Obama admitted recently that he'd have preferred to widen access to a single-payer system, but lamented that politics stood in the way.

"If I was starting from scratch I would have supported a single-payer system, because it's easier for people to understand and manage," Obama told Vox on January 6.

Trump on Saturday said that his repealing and replacing of Obamacare would end up with "Insurance for all," but was light on details except saying that "I don't want single-payer." He added that Americans would be "beautifully covered".

When it comes to their health insurance, the only certainty for people like Gamble is uncertainty.

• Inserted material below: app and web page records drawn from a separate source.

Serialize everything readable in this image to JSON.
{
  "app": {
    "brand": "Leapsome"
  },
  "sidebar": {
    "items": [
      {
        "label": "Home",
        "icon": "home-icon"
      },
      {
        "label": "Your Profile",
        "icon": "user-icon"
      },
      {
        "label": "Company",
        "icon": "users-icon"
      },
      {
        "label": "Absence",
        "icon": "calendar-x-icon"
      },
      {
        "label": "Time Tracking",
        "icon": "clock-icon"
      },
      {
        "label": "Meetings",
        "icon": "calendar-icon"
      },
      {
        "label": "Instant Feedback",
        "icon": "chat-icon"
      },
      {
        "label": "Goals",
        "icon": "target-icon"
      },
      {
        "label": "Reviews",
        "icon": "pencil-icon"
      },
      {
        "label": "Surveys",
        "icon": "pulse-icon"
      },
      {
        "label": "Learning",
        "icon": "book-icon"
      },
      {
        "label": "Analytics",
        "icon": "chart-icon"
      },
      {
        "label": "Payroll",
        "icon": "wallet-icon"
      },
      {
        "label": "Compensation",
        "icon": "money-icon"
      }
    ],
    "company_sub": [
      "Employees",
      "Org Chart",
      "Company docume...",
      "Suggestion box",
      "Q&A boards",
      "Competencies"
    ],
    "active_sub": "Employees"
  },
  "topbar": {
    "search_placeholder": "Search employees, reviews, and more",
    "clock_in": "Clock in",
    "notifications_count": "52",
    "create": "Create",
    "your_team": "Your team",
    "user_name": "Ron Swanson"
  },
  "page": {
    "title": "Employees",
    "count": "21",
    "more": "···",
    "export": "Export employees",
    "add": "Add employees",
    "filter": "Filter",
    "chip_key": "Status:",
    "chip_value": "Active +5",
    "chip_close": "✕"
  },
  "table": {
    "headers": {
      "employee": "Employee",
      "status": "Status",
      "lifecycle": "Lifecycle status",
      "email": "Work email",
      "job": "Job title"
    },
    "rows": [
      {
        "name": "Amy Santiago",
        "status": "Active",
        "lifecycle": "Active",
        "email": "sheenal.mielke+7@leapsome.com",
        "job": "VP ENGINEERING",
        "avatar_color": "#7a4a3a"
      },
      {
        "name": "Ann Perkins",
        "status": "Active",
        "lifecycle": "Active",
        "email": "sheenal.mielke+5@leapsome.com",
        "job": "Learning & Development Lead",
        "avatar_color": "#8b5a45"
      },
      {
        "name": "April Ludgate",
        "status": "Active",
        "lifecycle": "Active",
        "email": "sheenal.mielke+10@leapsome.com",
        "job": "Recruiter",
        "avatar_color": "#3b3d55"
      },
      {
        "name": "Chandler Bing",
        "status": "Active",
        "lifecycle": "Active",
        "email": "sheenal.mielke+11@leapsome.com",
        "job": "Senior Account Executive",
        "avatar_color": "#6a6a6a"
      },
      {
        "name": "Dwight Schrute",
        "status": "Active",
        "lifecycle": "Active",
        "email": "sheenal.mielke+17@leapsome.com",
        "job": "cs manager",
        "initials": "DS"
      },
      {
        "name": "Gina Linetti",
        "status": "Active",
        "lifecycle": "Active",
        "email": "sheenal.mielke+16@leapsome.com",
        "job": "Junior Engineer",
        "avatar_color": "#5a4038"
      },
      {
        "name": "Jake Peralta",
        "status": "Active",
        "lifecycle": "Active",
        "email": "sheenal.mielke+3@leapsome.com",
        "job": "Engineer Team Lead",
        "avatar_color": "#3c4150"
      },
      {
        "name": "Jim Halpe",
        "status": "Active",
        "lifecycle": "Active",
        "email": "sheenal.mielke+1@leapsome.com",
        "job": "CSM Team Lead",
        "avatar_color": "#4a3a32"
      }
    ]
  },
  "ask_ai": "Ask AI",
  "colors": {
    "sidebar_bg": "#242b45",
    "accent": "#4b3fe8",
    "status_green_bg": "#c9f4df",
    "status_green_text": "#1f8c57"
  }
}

"What would you do without Medicaid?" our reporter asked Gamble.

"I don't know. I would go crazier," Gamble said, her face in a tight frown. She isn't exaggerating; she takes medication to control schizoaffective disorder. Medicaid pays for her treatment. She also suffers lingering injuries from a knife attack several years ago.

Gamble was sitting on Sunday outside Union Station, in sight of the US Capitol, where politicians and lobbyists make a living discussing the fate of people like her. On a workday, staffers who work in congressional office buildings would be hustling past homeless people panhandling near the entrance to the Metro, eyes down and fingers set on smartphones. A Sunday falling in the middle of a three day weekend — Monday was a federal holiday marking Martin Luther King Jr.'s birth — was quiet.

It was also a day when Chris Hasara, a charity worker and mental health counsellor, came with two friends to hand out long underwear, water bottles, snacks and, if desired, copies of the Bible, to homeless people around Union Station. Some people recognised him from previous visits.

The overlooked feeling Gamble gets from Trump is something that pervades the homeless community in DC, Hasara said. Trump not caring about them is just more of the same.

"They feel forgotten. Nobody cares about them and they're on their own," he said.

For the city's most vulnerable, politics takes a back seat to survival.

"Some of them will talk about Trump, but their real worry is, ‘Where am I going to get my next meal? How am I going to stay warm tonight? If I go to the shelter, I risk getting beat up, I risk getting my stuff stolen. So I'm going to sleep on the street.'"

AUTHOR: Wilson Dizard

Source: TRT World